Could you copy every line of the data that contains "home"?

==== DATA FOR PROCESSING

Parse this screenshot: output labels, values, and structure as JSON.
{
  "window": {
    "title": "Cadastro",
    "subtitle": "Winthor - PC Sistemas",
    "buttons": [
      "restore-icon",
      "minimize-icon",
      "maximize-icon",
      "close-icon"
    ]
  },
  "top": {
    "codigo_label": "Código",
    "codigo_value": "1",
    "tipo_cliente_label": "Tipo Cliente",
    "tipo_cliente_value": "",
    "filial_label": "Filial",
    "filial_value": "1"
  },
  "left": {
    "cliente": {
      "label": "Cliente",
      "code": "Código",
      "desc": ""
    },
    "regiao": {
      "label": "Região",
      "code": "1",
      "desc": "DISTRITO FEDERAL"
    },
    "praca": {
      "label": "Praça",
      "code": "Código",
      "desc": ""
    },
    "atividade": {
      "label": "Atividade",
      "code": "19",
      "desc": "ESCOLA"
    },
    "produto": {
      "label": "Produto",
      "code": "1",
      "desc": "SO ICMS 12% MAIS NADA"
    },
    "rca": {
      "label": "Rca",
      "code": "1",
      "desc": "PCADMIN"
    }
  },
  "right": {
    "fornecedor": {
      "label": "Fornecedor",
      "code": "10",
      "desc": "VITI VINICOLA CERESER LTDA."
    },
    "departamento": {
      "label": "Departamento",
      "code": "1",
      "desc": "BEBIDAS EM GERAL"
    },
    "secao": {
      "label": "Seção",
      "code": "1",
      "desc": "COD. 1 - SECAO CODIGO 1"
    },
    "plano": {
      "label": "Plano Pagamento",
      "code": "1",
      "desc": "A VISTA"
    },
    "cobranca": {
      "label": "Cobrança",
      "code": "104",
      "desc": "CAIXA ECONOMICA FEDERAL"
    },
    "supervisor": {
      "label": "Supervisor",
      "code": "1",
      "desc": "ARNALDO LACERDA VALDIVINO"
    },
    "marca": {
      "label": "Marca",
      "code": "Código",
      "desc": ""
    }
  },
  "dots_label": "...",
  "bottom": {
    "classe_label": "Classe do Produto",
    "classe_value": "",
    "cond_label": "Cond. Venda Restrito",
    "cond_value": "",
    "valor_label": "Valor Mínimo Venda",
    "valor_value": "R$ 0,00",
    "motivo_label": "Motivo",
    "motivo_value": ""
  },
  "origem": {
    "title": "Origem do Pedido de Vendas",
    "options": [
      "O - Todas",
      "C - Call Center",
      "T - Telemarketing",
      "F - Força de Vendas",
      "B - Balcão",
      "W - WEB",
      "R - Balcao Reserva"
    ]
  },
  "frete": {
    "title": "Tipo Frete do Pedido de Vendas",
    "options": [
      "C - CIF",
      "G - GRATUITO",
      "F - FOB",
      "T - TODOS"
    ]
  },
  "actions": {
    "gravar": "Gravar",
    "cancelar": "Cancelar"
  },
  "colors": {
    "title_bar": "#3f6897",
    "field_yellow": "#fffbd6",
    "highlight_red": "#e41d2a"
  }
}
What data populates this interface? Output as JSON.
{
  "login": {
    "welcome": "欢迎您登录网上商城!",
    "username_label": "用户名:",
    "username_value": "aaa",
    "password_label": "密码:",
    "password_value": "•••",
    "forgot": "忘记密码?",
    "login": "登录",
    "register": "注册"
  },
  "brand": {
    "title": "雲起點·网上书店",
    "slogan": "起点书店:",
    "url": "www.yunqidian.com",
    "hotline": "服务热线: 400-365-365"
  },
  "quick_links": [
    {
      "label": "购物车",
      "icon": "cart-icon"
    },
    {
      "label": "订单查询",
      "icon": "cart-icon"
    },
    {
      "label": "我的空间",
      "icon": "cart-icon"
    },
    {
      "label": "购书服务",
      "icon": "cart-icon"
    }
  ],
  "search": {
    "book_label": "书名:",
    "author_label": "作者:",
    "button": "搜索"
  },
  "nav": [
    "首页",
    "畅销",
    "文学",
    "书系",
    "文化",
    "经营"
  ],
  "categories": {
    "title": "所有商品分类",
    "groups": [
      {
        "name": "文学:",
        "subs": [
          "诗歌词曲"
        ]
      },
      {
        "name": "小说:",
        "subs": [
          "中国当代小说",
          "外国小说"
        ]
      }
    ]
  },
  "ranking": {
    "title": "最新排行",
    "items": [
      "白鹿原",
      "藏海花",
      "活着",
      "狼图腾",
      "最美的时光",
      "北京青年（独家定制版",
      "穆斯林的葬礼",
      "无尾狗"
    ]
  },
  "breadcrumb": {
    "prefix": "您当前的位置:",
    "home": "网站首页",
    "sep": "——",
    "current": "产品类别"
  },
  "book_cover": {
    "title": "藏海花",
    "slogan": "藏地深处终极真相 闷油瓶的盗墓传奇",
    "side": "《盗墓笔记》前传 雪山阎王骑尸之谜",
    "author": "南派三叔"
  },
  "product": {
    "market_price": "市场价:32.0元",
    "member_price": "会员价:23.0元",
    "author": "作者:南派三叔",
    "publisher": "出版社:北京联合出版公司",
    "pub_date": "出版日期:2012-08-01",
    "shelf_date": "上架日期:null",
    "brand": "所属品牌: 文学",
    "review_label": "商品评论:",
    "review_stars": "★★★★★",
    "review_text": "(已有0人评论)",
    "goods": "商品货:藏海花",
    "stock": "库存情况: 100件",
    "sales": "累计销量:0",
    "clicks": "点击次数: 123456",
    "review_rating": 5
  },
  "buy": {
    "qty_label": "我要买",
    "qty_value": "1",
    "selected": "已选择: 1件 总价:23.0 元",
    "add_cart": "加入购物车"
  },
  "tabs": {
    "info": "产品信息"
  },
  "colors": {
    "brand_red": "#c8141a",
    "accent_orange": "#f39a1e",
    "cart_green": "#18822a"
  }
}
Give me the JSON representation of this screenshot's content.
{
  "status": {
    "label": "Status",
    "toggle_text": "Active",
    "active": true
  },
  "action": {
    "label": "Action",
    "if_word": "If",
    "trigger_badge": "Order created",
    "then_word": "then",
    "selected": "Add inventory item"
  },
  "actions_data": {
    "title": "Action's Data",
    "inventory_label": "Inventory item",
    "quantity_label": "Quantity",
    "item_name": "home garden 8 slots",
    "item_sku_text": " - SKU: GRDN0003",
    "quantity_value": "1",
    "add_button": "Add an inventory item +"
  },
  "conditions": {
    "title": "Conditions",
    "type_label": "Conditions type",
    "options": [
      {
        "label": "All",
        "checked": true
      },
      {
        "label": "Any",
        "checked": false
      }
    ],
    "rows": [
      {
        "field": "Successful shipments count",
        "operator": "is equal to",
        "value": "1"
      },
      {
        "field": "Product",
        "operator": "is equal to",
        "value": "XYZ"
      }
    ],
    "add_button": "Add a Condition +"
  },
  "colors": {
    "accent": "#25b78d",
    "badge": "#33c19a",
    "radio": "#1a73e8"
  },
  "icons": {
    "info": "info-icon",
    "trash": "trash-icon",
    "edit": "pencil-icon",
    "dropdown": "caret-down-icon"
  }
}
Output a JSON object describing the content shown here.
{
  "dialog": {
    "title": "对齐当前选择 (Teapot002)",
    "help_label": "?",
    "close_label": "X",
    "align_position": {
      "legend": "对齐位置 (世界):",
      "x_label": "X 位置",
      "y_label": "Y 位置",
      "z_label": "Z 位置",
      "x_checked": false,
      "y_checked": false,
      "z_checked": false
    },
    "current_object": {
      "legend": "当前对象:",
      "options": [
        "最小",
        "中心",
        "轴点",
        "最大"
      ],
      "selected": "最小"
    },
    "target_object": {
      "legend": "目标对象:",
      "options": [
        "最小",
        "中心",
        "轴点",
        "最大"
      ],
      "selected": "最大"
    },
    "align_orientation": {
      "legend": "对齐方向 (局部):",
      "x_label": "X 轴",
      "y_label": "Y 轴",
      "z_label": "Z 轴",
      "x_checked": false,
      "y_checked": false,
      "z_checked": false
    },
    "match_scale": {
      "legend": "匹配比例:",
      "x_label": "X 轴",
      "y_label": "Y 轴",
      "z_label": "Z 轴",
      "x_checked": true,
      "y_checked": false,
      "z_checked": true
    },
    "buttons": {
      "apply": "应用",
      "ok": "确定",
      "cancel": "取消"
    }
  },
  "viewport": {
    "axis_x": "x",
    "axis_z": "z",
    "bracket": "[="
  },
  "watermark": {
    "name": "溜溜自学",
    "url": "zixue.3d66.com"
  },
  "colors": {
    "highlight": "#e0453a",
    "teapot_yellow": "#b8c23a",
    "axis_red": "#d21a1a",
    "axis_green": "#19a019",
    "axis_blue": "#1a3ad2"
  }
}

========

• ANSWER BELOW
    "home": "网站首页",
    "item_name": "home garden 8 slots",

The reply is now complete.